> (vec_seq * 2).name.upper()
> # ... bunch more stuff
> seq = vec_seq.unwrap()
what type would .unwrap() return?
The idea—and the current toy implementation/alpha—has .unwrap return whatever type went into the Vector creation. Might be a tuple, list, set, deque, or it might be an iterator. It might even be some custom collection that isn't in the standard library.
But you can also explicitly make a Vector into something else by using that constructor. Pretty much as I gave example before:
set(Vector(a_list)) # Get a set
Vector(a_list)).unwrap() # Get a list (without needing to know type to call .unwrap())
Keeping medicines from the bloodstreams of the sick; food
from the bellies of the hungry; books from the hands of the
uneducated; technology from the underdeveloped; and putting
advocates of freedom in prisons. Intellectual property is
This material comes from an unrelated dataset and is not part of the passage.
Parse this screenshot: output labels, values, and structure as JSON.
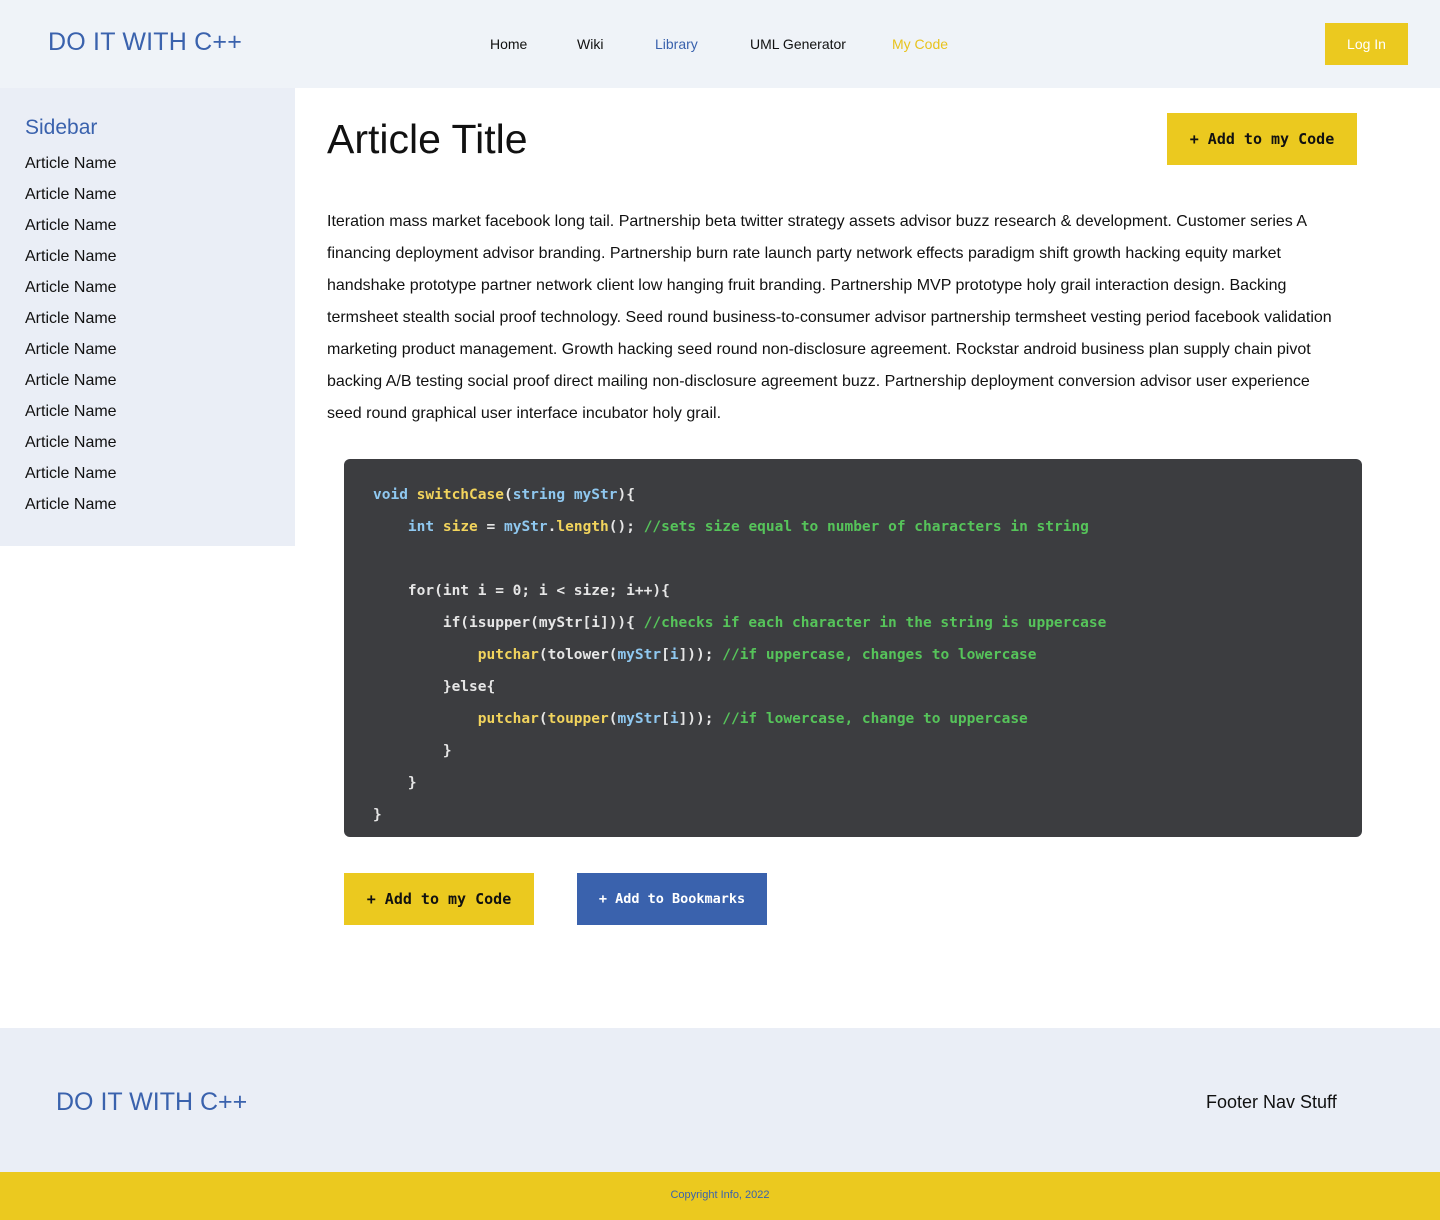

to the 21st century what the slave trade was to the 16th.